• **WHAT THE TASK ASKS**
Without any alteration, retype the records that appear below.

--- GIVEN INFORMATION Enclosed Below ---

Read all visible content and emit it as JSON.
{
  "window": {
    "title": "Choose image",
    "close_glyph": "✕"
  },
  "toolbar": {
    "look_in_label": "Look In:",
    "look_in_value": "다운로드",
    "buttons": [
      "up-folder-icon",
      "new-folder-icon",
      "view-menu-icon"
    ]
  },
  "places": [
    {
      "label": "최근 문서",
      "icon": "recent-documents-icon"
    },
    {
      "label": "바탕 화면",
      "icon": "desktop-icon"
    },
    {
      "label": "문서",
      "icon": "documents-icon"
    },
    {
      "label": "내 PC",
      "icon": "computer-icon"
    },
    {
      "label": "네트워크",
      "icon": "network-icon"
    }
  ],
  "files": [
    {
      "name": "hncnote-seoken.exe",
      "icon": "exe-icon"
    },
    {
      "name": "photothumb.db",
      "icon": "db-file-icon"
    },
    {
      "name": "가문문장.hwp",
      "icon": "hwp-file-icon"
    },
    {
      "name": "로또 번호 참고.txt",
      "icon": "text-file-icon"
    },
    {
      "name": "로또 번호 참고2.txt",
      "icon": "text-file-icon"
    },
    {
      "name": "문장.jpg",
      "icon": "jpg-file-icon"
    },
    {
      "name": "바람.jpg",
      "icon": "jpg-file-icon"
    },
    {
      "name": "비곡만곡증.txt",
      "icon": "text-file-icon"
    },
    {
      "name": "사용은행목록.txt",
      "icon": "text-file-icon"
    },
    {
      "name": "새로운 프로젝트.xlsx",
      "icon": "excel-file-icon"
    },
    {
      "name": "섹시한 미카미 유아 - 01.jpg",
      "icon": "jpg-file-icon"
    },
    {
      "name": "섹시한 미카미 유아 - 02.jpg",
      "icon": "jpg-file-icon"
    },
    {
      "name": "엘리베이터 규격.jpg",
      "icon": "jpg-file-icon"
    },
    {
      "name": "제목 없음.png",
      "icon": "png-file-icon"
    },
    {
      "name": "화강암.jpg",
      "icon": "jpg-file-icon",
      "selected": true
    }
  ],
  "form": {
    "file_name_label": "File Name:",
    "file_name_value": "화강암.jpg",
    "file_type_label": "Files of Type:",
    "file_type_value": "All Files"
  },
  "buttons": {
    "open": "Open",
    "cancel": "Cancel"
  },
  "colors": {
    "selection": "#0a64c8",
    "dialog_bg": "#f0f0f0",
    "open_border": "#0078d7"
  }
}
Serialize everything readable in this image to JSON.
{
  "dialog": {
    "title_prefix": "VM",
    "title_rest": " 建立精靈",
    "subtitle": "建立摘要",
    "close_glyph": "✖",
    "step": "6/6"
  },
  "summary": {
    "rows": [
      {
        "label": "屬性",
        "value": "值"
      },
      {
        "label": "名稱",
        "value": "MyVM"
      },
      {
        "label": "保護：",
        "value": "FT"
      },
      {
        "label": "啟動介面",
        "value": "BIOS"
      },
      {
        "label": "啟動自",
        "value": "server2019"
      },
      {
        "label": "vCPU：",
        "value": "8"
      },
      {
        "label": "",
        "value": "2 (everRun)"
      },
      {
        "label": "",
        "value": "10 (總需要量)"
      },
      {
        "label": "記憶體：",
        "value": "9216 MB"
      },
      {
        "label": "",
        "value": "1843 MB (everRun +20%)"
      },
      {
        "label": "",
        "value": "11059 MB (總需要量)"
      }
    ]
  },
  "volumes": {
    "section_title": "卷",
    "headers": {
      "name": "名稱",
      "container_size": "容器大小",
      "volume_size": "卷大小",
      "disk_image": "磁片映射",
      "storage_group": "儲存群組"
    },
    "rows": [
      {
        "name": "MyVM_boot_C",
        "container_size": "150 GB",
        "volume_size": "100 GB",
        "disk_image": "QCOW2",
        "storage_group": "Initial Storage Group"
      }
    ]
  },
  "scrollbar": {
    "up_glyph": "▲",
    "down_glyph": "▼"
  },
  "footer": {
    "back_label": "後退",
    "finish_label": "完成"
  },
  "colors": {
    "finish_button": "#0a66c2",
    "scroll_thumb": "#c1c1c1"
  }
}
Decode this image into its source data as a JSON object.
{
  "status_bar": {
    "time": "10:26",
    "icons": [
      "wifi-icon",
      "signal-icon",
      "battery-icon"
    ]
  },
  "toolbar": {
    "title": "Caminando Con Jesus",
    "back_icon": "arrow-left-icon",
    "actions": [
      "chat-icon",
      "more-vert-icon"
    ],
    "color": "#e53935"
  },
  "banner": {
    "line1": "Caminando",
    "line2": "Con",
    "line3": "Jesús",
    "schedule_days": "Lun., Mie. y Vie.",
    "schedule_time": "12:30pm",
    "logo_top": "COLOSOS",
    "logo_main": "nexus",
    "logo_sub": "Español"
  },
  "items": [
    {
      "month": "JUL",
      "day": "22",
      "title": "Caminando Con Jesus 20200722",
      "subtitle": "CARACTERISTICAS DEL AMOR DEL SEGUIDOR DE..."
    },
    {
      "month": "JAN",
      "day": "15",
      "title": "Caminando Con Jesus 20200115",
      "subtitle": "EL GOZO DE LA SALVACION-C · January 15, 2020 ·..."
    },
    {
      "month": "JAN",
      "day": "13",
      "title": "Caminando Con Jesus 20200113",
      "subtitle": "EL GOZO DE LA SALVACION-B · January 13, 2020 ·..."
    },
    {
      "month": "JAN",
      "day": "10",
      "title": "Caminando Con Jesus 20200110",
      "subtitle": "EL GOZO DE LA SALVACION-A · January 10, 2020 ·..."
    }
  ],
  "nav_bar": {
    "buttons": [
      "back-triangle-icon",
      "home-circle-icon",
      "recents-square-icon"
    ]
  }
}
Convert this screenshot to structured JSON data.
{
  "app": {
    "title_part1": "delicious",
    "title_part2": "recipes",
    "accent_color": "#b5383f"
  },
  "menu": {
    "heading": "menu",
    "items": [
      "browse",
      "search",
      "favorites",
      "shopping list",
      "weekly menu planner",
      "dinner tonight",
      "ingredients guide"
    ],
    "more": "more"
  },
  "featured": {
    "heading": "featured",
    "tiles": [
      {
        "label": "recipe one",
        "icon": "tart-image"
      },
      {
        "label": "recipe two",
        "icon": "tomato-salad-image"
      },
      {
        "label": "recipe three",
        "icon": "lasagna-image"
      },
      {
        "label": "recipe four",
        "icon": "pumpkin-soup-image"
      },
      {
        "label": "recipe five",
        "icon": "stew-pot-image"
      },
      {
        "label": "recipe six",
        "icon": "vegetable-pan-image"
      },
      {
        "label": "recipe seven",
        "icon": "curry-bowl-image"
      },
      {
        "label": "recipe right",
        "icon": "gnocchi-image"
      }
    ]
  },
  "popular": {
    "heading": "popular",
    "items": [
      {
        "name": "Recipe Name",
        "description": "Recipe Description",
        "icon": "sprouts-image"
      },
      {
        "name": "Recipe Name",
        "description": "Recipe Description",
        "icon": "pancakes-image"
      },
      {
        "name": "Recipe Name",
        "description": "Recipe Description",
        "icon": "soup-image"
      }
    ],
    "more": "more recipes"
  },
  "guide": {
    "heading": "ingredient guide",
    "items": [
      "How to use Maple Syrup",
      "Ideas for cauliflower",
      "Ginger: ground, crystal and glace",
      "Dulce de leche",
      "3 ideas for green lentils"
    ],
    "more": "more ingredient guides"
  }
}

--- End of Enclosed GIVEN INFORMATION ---

• **EXERCISE RESPONSE**
Read all visible content and emit it as JSON.
{
  "window": {
    "title": "Choose image",
    "close_glyph": "✕"
  },
  "toolbar": {
    "look_in_label": "Look In:",
    "look_in_value": "다운로드",
    "buttons": [
      "up-folder-icon",
      "new-folder-icon",
      "view-menu-icon"
    ]
  },
  "places": [
    {
      "label": "최근 문서",
      "icon": "recent-documents-icon"
    },
    {
      "label": "바탕 화면",
      "icon": "desktop-icon"
    },
    {
      "label": "문서",
      "icon": "documents-icon"
    },
    {
      "label": "내 PC",
      "icon": "computer-icon"
    },
    {
      "label": "네트워크",
      "icon": "network-icon"
    }
  ],
  "files": [
    {
      "name": "hncnote-seoken.exe",
      "icon": "exe-icon"
    },
    {
      "name": "photothumb.db",
      "icon": "db-file-icon"
    },
    {
      "name": "가문문장.hwp",
      "icon": "hwp-file-icon"
    },
    {
      "name": "로또 번호 참고.txt",
      "icon": "text-file-icon"
    },
    {
      "name": "로또 번호 참고2.txt",
      "icon": "text-file-icon"
    },
    {
      "name": "문장.jpg",
      "icon": "jpg-file-icon"
    },
    {
      "name": "바람.jpg",
      "icon": "jpg-file-icon"
    },
    {
      "name": "비곡만곡증.txt",
      "icon": "text-file-icon"
    },
    {
      "name": "사용은행목록.txt",
      "icon": "text-file-icon"
    },
    {
      "name": "새로운 프로젝트.xlsx",
      "icon": "excel-file-icon"
    },
    {
      "name": "섹시한 미카미 유아 - 01.jpg",
      "icon": "jpg-file-icon"
    },
    {
      "name": "섹시한 미카미 유아 - 02.jpg",
      "icon": "jpg-file-icon"
    },
    {
      "name": "엘리베이터 규격.jpg",
      "icon": "jpg-file-icon"
    },
    {
      "name": "제목 없음.png",
      "icon": "png-file-icon"
    },
    {
      "name": "화강암.jpg",
      "icon": "jpg-file-icon",
      "selected": true
    }
  ],
  "form": {
    "file_name_label": "File Name:",
    "file_name_value": "화강암.jpg",
    "file_type_label": "Files of Type:",
    "file_type_value": "All Files"
  },
  "buttons": {
    "open": "Open",
    "cancel": "Cancel"
  },
  "colors": {
    "selection": "#0a64c8",
    "dialog_bg": "#f0f0f0",
    "open_border": "#0078d7"
  }
}
Serialize everything readable in this image to JSON.
{
  "dialog": {
    "title_prefix": "VM",
    "title_rest": " 建立精靈",
    "subtitle": "建立摘要",
    "close_glyph": "✖",
    "step": "6/6"
  },
  "summary": {
    "rows": [
      {
        "label": "屬性",
        "value": "值"
      },
      {
        "label": "名稱",
        "value": "MyVM"
      },
      {
        "label": "保護：",
        "value": "FT"
      },
      {
        "label": "啟動介面",
        "value": "BIOS"
      },
      {
        "label": "啟動自",
        "value": "server2019"
      },
      {
        "label": "vCPU：",
        "value": "8"
      },
      {
        "label": "",
        "value": "2 (everRun)"
      },
      {
        "label": "",
        "value": "10 (總需要量)"
      },
      {
        "label": "記憶體：",
        "value": "9216 MB"
      },
      {
        "label": "",
        "value": "1843 MB (everRun +20%)"
      },
      {
        "label": "",
        "value": "11059 MB (總需要量)"
      }
    ]
  },
  "volumes": {
    "section_title": "卷",
    "headers": {
      "name": "名稱",
      "container_size": "容器大小",
      "volume_size": "卷大小",
      "disk_image": "磁片映射",
      "storage_group": "儲存群組"
    },
    "rows": [
      {
        "name": "MyVM_boot_C",
        "container_size": "150 GB",
        "volume_size": "100 GB",
        "disk_image": "QCOW2",
        "storage_group": "Initial Storage Group"
      }
    ]
  },
  "scrollbar": {
    "up_glyph": "▲",
    "down_glyph": "▼"
  },
  "footer": {
    "back_label": "後退",
    "finish_label": "完成"
  },
  "colors": {
    "finish_button": "#0a66c2",
    "scroll_thumb": "#c1c1c1"
  }
}
Decode this image into its source data as a JSON object.
{
  "status_bar": {
    "time": "10:26",
    "icons": [
      "wifi-icon",
      "signal-icon",
      "battery-icon"
    ]
  },
  "toolbar": {
    "title": "Caminando Con Jesus",
    "back_icon": "arrow-left-icon",
    "actions": [
      "chat-icon",
      "more-vert-icon"
    ],
    "color": "#e53935"
  },
  "banner": {
    "line1": "Caminando",
    "line2": "Con",
    "line3": "Jesús",
    "schedule_days": "Lun., Mie. y Vie.",
    "schedule_time": "12:30pm",
    "logo_top": "COLOSOS",
    "logo_main": "nexus",
    "logo_sub": "Español"
  },
  "items": [
    {
      "month": "JUL",
      "day": "22",
      "title": "Caminando Con Jesus 20200722",
      "subtitle": "CARACTERISTICAS DEL AMOR DEL SEGUIDOR DE..."
    },
    {
      "month": "JAN",
      "day": "15",
      "title": "Caminando Con Jesus 20200115",
      "subtitle": "EL GOZO DE LA SALVACION-C · January 15, 2020 ·..."
    },
    {
      "month": "JAN",
      "day": "13",
      "title": "Caminando Con Jesus 20200113",
      "subtitle": "EL GOZO DE LA SALVACION-B · January 13, 2020 ·..."
    },
    {
      "month": "JAN",
      "day": "10",
      "title": "Caminando Con Jesus 20200110",
      "subtitle": "EL GOZO DE LA SALVACION-A · January 10, 2020 ·..."
    }
  ],
  "nav_bar": {
    "buttons": [
      "back-triangle-icon",
      "home-circle-icon",
      "recents-square-icon"
    ]
  }
}
Convert this screenshot to structured JSON data.
{
  "app": {
    "title_part1": "delicious",
    "title_part2": "recipes",
    "accent_color": "#b5383f"
  },
  "menu": {
    "heading": "menu",
    "items": [
      "browse",
      "search",
      "favorites",
      "shopping list",
      "weekly menu planner",
      "dinner tonight",
      "ingredients guide"
    ],
    "more": "more"
  },
  "featured": {
    "heading": "featured",
    "tiles": [
      {
        "label": "recipe one",
        "icon": "tart-image"
      },
      {
        "label": "recipe two",
        "icon": "tomato-salad-image"
      },
      {
        "label": "recipe three",
        "icon": "lasagna-image"
      },
      {
        "label": "recipe four",
        "icon": "pumpkin-soup-image"
      },
      {
        "label": "recipe five",
        "icon": "stew-pot-image"
      },
      {
        "label": "recipe six",
        "icon": "vegetable-pan-image"
      },
      {
        "label": "recipe seven",
        "icon": "curry-bowl-image"
      },
      {
        "label": "recipe right",
        "icon": "gnocchi-image"
      }
    ]
  },
  "popular": {
    "heading": "popular",
    "items": [
      {
        "name": "Recipe Name",
        "description": "Recipe Description",
        "icon": "sprouts-image"
      },
      {
        "name": "Recipe Name",
        "description": "Recipe Description",
        "icon": "pancakes-image"
      },
      {
        "name": "Recipe Name",
        "description": "Recipe Description",
        "icon": "soup-image"
      }
    ],
    "more": "more recipes"
  },
  "guide": {
    "heading": "ingredient guide",
    "items": [
      "How to use Maple Syrup",
      "Ideas for cauliflower",
      "Ginger: ground, crystal and glace",
      "Dulce de leche",
      "3 ideas for green lentils"
    ],
    "more": "more ingredient guides"
  }
}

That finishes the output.